In the data below, find every line with the word "device" and copy it.

Items from an interface collection
■ ■ ■ ■

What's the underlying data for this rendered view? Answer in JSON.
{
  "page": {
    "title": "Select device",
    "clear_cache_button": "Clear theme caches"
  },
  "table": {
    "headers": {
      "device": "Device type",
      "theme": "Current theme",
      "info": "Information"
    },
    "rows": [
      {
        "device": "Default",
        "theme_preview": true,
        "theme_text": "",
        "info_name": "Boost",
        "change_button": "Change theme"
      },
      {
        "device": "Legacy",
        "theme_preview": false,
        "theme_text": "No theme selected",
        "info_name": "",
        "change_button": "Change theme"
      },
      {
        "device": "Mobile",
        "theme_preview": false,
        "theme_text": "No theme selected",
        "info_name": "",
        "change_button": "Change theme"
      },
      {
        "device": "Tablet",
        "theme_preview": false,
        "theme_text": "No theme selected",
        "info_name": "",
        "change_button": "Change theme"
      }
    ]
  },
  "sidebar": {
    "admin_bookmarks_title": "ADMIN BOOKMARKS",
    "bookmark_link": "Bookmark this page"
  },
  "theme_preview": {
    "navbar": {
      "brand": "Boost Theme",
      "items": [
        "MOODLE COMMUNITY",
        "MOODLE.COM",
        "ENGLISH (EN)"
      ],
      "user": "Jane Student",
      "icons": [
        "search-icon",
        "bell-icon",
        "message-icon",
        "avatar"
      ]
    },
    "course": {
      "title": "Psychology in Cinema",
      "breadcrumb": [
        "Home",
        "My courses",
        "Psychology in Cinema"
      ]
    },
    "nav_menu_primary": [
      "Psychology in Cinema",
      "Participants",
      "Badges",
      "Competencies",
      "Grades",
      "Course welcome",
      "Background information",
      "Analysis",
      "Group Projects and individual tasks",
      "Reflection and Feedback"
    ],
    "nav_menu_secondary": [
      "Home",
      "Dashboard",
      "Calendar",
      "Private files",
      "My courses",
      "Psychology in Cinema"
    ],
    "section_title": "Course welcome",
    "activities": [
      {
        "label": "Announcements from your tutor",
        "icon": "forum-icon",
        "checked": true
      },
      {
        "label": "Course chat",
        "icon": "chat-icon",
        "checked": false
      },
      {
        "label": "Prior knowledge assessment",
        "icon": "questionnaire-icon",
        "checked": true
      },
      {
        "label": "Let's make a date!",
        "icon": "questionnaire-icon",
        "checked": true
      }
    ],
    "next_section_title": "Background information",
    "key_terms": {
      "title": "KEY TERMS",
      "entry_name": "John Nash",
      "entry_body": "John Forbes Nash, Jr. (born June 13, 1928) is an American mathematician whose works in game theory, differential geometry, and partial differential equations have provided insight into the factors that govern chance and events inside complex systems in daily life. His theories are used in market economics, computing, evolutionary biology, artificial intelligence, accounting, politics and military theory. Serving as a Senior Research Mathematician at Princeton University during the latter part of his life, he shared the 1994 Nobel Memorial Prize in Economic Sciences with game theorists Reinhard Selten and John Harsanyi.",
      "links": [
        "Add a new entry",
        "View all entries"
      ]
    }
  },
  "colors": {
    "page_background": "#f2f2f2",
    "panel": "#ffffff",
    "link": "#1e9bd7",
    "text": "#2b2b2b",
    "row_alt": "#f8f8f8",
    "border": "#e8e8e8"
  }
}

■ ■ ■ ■

» Reply
    "title": "Select device",
      "device": "Device type",
        "device": "Default",
        "device": "Legacy",
        "device": "Mobile",
        "device": "Tablet",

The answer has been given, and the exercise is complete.